In an adorable twist on what is a pretty scary experience, Thripp bumps harmlessly across the meadow, snatching a bundle of wildflowers in her hands as she goes.
Thripp is entirely unharmed and even skips back to the school happily carrying a bouquet for Miss Honey, but eagle-eyed viewers will notice that something is wrong.
Though Thripp understandably gets super muddy while skidding through the field outside the school, when she stands up she is once again spotless, as though she magically vanished the grass stains all over her pink dress. Whoops!
3. Mariska Hargitay almost played Miss Honey
Embeth Davidtz is the perfect Miss Honey: she’s compassionate and caring, gentle and excited about learning, with the deep-rooted sense of justice and determination that makes her such a beloved character and teacher.
Over the years, Matilda has become such a classic that it’s hard to imagine anyone else taking the role, but Davidtz was actually not the first actress considered to bring the hero of children’s literature to life.
Instead, it was Mariska Hargitay who was offered the chance to play Miss Honey, but Hargitay turned down the part outright, and so further auditions were organised.
At the time, Davidtz was very much at the beginning of her career, though she had appeared in a few recognisable titles, such as Schindler’s List and Army of Darkness.
Despite her comparative inexperience, it was Davidtz who bagged the role, and secured for herself a stable acting career that still continues today.
Hargitay also got her big break soon after Matilda, when she was invited to appear on Law & Order: SVU as Olivia Benson, a character who went on to become a fixture on the show.
2. The movie features two references to The Witches
In the case of Disney and Pixar movies, it’s not uncommon for films to feature countless references to the studios’ other properties, whether they’re integrated into the background of shots or just referenced in dialogue.
1996’s Matilda is very much the same, as it features numerous references to another Roald Dahl adaptation: 1990’s The Witches.
The first reference to the horrific story of a coven of witches terrorising children and holding a conference in a hotel, is a simple visual nod near the end of the movie.
When Miss Honey tucks Matilda into bed in her happy new home, the pair read a story together, and a copy of The Witches can be seen on the bookshelf in the background.
The other reference is a conversation that Matilda and Miss Honey have, wherein they chat about the speed of a mouse’s heartbeat.
In The Witches, the main character Luke has a similar conversation with his grandmother, before he himself is turned into a mouse at the head witch’s hands.
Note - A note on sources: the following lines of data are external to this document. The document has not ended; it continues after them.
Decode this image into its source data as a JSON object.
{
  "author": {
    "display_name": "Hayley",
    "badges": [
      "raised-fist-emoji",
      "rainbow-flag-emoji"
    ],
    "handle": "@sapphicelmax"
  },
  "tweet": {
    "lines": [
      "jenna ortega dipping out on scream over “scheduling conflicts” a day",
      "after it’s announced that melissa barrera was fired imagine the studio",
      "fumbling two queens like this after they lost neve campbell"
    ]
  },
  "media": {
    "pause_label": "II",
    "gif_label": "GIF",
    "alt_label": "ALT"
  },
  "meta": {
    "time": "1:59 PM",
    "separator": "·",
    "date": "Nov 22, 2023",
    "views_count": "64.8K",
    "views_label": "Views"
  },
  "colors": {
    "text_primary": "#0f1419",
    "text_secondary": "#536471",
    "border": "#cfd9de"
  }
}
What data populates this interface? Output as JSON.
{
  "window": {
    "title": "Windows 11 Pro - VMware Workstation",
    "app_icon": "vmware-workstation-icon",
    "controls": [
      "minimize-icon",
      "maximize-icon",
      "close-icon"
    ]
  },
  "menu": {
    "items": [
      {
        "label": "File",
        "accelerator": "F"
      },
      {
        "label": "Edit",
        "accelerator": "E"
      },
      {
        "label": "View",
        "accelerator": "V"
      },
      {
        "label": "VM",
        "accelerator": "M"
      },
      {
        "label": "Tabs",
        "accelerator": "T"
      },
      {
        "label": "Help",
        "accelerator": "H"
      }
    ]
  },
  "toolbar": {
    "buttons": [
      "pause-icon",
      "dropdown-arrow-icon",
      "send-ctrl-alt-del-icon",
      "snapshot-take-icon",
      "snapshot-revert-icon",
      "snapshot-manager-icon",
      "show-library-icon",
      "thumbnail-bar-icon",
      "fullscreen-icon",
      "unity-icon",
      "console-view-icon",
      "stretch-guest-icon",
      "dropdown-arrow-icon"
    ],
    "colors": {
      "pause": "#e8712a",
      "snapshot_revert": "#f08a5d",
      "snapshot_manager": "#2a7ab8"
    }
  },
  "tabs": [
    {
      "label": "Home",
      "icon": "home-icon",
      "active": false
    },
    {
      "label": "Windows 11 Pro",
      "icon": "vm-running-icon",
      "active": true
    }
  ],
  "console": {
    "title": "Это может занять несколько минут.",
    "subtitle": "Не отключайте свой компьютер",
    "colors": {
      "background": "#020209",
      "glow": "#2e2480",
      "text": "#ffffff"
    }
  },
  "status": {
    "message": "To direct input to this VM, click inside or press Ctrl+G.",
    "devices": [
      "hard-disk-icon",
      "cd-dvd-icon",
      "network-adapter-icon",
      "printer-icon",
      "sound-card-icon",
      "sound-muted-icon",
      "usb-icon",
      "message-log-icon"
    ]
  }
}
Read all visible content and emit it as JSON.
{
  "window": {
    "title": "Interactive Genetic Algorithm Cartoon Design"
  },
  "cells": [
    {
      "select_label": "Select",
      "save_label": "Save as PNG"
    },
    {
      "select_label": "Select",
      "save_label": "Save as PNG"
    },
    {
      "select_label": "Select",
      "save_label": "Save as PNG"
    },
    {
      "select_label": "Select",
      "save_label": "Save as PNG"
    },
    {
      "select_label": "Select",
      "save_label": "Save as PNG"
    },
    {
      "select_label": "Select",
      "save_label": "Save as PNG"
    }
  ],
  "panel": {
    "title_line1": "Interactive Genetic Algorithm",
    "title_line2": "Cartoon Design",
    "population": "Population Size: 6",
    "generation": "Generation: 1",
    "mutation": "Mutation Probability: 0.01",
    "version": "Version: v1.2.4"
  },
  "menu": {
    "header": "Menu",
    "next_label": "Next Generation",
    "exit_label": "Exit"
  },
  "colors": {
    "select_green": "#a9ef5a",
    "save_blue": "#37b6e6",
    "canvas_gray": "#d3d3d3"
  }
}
1. There are numerous connections between Matilda and Tim Burton
Before Danny DeVito worked on Matilda, he raised eyebrows with his delightfully grimy performance in Tim Burton’s gothic take on the Batman franchise.
DeVito’s experiences working on Batman Returns went on to influence his work on Matilda, in a number of pretty unexpected ways.
First of all, Danny DeVito made the decision to cast multiple actors in Matilda that he had already worked with on the Batman franchise.
Specifically, he recruited Tracey Walter and Paul Reubens, who had played Bob the Goon and Tucker Cobblepot in Batman, to bring to life the two FBI agents who spend the movie uncovering Mr Wormwood’s criminal activities.
Secondly, Danny DeVito pulled from Tim Burton’s numerous projects when it came to selecting music for the first Matilda trailer. In the end, the trailer for the upcoming Matilda movie featured both a section of score from Tim Burton’s The Nightmare Before Christmas, as well as the iconic Harry Belafonte track Jump in the Line, which was famously used in Burton’s 1988 movie Beetlejuice.